WHAT YOU NEED TO DO:
Report every line in the listing that contains the string "this".

RECORDED INFORMATION:
------

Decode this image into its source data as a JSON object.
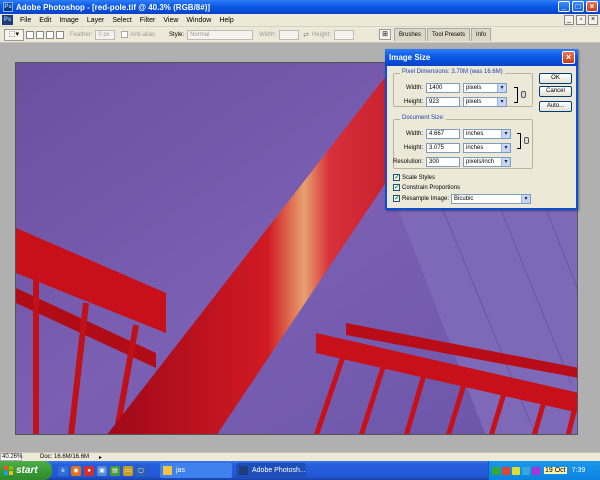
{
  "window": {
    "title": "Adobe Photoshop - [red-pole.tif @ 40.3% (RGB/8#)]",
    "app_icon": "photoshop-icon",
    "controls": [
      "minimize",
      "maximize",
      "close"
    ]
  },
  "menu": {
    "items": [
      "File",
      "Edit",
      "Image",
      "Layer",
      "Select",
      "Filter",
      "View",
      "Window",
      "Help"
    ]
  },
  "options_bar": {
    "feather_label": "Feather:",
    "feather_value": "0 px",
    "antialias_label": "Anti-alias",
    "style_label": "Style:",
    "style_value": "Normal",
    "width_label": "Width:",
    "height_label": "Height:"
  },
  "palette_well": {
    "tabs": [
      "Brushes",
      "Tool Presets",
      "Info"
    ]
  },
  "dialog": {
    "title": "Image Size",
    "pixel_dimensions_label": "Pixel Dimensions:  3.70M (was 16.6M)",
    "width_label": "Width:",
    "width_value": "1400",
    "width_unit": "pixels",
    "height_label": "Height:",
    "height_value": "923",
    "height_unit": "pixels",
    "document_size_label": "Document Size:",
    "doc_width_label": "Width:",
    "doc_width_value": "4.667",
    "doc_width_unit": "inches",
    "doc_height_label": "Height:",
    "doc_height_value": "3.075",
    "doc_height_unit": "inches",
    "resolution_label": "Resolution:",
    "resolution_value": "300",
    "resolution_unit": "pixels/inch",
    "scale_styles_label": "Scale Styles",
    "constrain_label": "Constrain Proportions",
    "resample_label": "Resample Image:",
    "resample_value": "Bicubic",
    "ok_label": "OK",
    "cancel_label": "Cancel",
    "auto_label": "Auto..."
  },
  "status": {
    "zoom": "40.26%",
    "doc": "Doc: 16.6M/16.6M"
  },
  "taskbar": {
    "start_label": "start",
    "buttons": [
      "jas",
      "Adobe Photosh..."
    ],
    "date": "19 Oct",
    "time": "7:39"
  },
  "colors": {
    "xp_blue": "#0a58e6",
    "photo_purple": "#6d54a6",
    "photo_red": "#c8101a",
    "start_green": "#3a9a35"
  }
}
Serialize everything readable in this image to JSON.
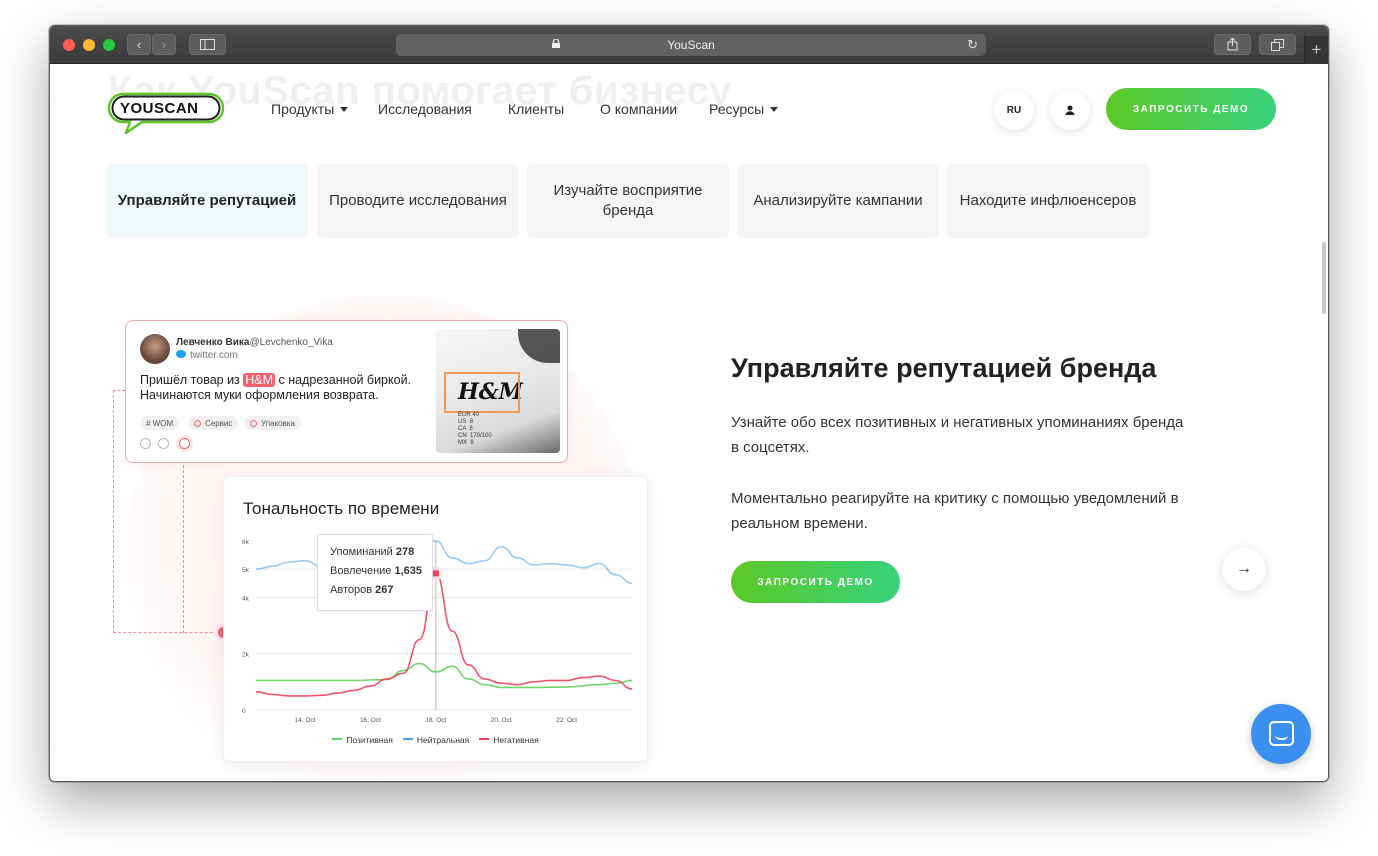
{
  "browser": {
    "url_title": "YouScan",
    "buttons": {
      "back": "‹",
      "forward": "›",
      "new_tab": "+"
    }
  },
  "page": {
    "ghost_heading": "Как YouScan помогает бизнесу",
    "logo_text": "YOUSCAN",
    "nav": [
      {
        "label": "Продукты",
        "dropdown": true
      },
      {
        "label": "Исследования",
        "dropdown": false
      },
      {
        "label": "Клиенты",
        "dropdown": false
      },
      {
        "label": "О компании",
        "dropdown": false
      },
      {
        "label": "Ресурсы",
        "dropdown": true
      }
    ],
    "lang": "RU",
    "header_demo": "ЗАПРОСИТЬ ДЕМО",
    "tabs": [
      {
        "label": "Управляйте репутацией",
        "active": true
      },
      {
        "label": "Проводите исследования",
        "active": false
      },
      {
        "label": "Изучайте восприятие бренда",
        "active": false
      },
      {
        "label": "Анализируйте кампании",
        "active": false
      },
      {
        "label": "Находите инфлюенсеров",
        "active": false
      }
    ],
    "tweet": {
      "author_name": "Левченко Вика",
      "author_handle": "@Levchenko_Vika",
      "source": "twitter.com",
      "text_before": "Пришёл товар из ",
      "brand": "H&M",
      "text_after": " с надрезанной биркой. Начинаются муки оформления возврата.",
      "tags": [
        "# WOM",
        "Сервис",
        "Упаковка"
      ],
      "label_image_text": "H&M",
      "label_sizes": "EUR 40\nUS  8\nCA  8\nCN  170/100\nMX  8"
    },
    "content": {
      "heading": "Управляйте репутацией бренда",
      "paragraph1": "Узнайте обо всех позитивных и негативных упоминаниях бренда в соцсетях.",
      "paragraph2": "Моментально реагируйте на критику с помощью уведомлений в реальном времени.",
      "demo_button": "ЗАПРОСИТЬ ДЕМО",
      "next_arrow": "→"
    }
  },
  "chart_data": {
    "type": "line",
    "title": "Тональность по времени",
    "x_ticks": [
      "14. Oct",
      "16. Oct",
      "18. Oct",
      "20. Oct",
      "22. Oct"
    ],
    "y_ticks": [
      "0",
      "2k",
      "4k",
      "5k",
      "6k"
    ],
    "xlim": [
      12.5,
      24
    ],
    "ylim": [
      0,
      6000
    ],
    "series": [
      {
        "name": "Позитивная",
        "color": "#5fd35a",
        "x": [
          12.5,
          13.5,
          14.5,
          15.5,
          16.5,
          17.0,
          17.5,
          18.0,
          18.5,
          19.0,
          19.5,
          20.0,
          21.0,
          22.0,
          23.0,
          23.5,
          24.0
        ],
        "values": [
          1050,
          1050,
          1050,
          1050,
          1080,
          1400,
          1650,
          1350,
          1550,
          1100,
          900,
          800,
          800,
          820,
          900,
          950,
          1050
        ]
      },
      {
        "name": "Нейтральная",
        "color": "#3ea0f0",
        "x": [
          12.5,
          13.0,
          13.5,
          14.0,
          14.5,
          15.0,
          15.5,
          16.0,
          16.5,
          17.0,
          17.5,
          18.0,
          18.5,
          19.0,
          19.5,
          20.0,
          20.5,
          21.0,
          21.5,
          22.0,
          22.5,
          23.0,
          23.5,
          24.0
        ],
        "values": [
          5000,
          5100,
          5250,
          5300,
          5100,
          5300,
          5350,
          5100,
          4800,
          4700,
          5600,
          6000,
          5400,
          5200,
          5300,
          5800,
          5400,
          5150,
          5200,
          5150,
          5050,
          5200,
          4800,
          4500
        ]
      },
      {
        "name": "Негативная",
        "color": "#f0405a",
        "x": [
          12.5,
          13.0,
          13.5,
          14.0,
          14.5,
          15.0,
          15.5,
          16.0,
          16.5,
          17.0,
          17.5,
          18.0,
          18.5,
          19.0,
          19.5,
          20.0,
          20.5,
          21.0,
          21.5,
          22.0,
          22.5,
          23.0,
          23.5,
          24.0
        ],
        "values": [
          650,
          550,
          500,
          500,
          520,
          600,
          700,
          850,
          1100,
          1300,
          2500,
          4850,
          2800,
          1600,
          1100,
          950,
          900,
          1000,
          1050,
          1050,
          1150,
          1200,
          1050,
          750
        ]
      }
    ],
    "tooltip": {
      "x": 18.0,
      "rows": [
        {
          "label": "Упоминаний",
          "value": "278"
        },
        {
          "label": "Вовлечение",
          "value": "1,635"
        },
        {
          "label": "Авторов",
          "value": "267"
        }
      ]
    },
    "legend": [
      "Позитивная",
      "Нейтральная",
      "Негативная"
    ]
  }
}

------

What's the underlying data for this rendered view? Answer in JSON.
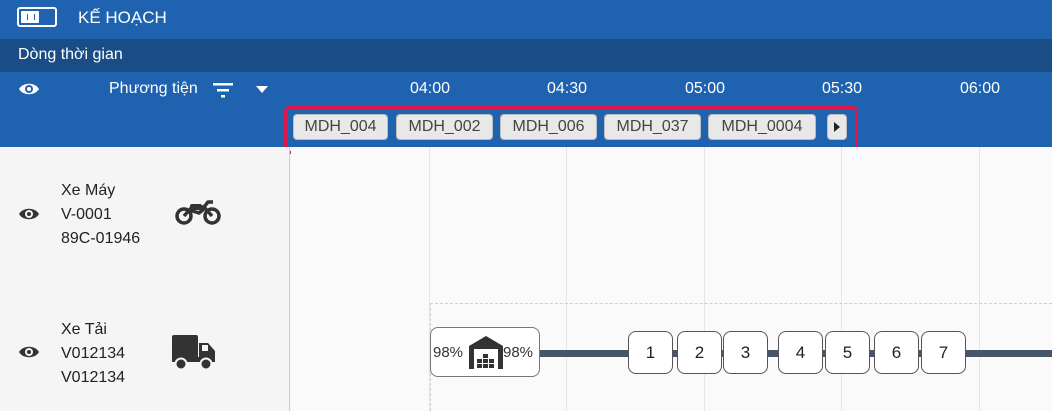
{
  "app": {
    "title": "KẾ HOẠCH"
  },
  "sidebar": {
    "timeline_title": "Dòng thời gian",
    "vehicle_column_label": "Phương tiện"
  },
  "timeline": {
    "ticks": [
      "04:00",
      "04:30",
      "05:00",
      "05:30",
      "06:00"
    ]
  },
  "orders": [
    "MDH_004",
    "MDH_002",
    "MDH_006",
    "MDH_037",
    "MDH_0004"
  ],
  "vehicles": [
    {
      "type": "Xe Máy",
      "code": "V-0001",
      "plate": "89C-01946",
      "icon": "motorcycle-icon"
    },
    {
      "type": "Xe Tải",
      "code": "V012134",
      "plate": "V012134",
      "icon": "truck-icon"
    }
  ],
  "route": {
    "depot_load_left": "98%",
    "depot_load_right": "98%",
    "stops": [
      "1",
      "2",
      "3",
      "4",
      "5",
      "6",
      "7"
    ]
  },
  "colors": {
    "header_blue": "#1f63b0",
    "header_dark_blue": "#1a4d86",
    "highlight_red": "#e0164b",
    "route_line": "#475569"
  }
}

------

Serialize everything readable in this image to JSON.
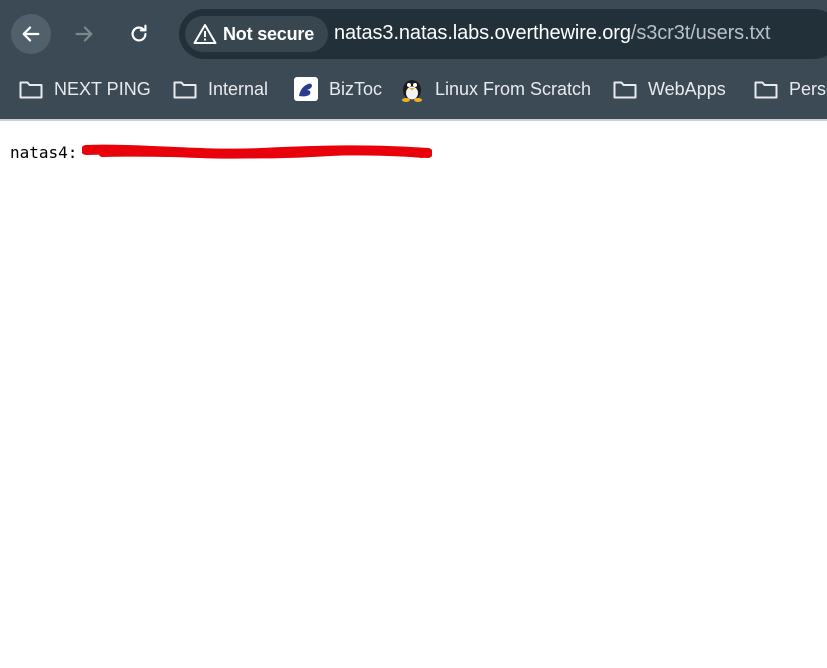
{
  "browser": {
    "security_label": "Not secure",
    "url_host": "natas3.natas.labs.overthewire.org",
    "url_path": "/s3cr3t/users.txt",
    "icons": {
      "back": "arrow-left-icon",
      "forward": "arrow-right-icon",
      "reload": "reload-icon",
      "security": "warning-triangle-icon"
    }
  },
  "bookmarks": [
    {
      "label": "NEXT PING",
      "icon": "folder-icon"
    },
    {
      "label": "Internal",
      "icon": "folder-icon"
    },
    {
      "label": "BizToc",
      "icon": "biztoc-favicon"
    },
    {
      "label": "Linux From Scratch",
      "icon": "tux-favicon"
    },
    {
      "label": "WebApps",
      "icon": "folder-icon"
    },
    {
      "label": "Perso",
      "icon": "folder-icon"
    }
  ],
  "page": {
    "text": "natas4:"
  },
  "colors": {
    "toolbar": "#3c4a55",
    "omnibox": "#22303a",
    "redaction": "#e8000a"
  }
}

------

THE COMPLETED TASK:
Decode this image into its source data as a JSON object.
Serialize everything readable in this image to JSON.
What's the underlying data for this rendered view? Answer in JSON.
Serialize everything readable in this image to JSON.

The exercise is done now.